The theme is “Making Sense” and the topic of the Nordic Sensory Workshop 2018 will involve all our senses for use in food industry and beyond. The focus is on scientific results and their practical applications in the industrial environment, from research to market. In this context, we will also hear about sensory interactions and perception, trained panels and methods in new perspective, novel technics and texture experiences, and the relation of animal welfare to sensory and consumer experiences.
Qian Janice Wang, Oxford University UK will give the opening lecture of the Nordic Sensory Workshop 2018 about Multisensory influences. It will give an insight to her inspiring research field and the multisensory area; she will also guide the workshop „Making Sense of What We Eat“ where participants will test crossmodal perception, get a more practical understanding and an inspiring sensory experience of their own:
Key-note: Multisensory influences.
In her key-note lecture, Janice will talk about how people make crossmodal correspondences between visual/auditory/tactile and flavour attributes: what they are, how we might form them, and how they can influence the way we perceive food and drink.
Workshop: Making Sense of What We Eat.
Our experience of eating and drinking is modulated by complex sensory interactions beyond just smell and taste. In this session, Janice, postdoctoral researcher from Oxford University, UK, will explain and demonstrate, with an interactive tasting session, how your experience of food and beverages can be influenced by such external factors as sound, colour, and touch.

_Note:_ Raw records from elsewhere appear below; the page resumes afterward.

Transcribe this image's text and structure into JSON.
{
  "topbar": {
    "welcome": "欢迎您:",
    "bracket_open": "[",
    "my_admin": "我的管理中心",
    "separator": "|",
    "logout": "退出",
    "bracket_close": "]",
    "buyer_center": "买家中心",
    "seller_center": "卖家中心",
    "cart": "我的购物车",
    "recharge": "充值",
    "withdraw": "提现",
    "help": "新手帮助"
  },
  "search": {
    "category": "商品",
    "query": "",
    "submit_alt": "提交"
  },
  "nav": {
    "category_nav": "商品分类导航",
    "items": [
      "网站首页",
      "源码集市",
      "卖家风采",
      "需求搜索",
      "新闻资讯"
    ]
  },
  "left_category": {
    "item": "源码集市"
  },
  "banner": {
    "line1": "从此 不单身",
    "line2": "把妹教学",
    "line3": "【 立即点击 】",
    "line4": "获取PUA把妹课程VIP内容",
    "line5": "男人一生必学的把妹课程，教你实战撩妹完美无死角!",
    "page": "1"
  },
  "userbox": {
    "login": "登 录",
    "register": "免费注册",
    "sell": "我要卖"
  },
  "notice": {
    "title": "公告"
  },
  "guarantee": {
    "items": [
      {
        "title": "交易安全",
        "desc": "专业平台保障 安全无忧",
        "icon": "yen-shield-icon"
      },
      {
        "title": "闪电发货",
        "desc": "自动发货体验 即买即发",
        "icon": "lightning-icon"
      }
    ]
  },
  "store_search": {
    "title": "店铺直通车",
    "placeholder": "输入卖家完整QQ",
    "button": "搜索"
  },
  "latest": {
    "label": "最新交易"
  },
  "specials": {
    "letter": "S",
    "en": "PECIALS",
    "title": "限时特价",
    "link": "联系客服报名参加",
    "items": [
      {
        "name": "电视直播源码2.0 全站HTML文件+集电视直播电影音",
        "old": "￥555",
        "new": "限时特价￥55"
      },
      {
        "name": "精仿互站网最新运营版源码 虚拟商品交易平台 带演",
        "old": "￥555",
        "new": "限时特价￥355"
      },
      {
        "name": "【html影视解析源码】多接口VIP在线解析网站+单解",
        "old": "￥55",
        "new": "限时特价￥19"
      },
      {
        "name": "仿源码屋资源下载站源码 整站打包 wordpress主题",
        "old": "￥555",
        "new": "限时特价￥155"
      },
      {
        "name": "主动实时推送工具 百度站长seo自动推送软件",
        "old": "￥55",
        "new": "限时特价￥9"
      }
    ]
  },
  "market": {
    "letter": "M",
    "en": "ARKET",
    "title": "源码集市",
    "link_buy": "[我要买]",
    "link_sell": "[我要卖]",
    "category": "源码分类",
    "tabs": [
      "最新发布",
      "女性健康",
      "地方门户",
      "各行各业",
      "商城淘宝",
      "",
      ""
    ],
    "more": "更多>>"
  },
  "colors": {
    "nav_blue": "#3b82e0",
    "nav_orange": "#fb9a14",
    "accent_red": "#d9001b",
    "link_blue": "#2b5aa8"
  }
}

About Qian Janice Wang.
Janice is an Experimental Psychologist currently working as a postdoctoral researcher at the Crossmodal Research Lab at Oxford University. Her research examines crossmodal correspondences between flavour and the senses of sight, sound, and touch; with a special focus on how auditory stimuli can modify and enhance the way we perceive food and drink. Before coming to Oxford, she explored the intersection between music, food, design, and technology at the MIT Media Lab. Her work spans psychological experiments, technological enhancements, and multisensory performances.
She is a founding member of Crossmodalism, a movement that seeks to foster an appreciation of the full human experience in connection to its sensorial environment through collaboration across non-traditionally linked disciplines, ideas, and communities.